As a Salesforce Admin, I do a lot of reporting around financial numbers: revenue, retention, ROI, etc. One term I have heard several times in discussions about financial numbers is revenue recognition. I asked Bo Javia, a financial expert turned Salesforce Administrator/Consultant to help me understand what revenue recognition is.
Revenue Recognition for Salesforce Admins
By Bo Javia
Revenue is the most important metric for a company. It is what keeps a company alive and allows it to continue to grow. In order to grow, the front office and back office operations has be connected leveraging the Salesforce platform. Stakeholders (sales, marketing, IT, accounting/finance, IT, product, legal) all need to be aligned and managed properly with new revenue recognition standard, ASC 606.
To the average non-accountant, learning about accounting topics like revenue recognition might not be a priority on the reading list, however, understanding ASC 606 will make you a better Salesforce admin to your finance team.
As a former auditor for the Big 4 and now in the SFDC ecosystem, I want to my fellow SFDC admins to understand what ASC 606 is, what it is not, and how it impacts your role. For most Admins, as long as the sales and marketing team are aligned on Salesforce and processes are operationally efficient as you have configured, we do not have to worry about what happens in back office.
What is ASC 606 – Revenue Recognition?
First, let’s discuss what revenue recognition is not. It is not when the salesperson determines the sale is “closed won”, contract start date, or invoice date. The company can not recognize or account revenue until the promised goods/services transfers to the customer by matching the amount of consideration expected in the exchange for that goods/services.
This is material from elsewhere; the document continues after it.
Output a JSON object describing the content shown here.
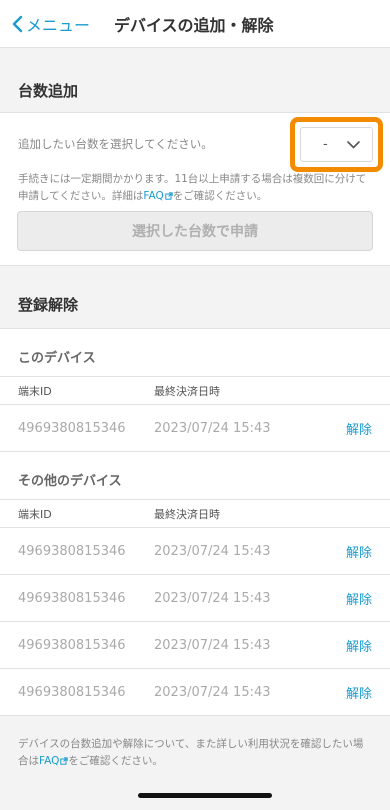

The old rule was industry specific and less transparent. The new rule is industry-neutral and better representation of the financial health of the company as the economy has become more digital with subscription based financial models. Weather its grooming products, food or streaming services, most of us pay for a several subscriptions every month. The SaaS model makes it convenient to pay as a customer because of the recurring payment from your bank to the company, however, it’s a complicated transaction to account for on the receiving end. According to the Financial Accounting Standards Board (FASB), under the new principle, ASC 606, the company has to comply with these 5 steps to recognize revenue:
- Identify the Contract with the Customer (Is there a deal?)
- Identify Performance Obligations in the Contract (Who is doing what?)
- Determine the Transaction Price (What is owed?)
- Allocate Transaction Price to the Performance Obligations in the Contract (What is split up on the contract?)
- Recognize Revenue When the Company Satisfies a Performance Obligation (Company earned the money.)
- Sales contracts Object
- Order – Object
- Sales commission – Field
- Recognized revenue by type (i.e. contract, project, sales invoice, revenue contract)
- Contracts vs. Actual Revenue
CPQ & Billing
While there are various tools to be compliant to ASC 606, implementing Salesforce CPQ and Billing ensures proper flow of company’s financial data. No more manipulating data from excel docs and scrabbling through emails for information. As Admins, you are the “data glue” that connects sales, operations, and accounting. You have to evaluate the customer sales cycle and establish rules and processes when creating products and enforcing data integrity for reporting. Not only CPQ will ensure revenue is recognized in compliance, it will allow the company leaders to accurately forecast, allocate budgets, compensate employees, and overall better decisions through collaboration.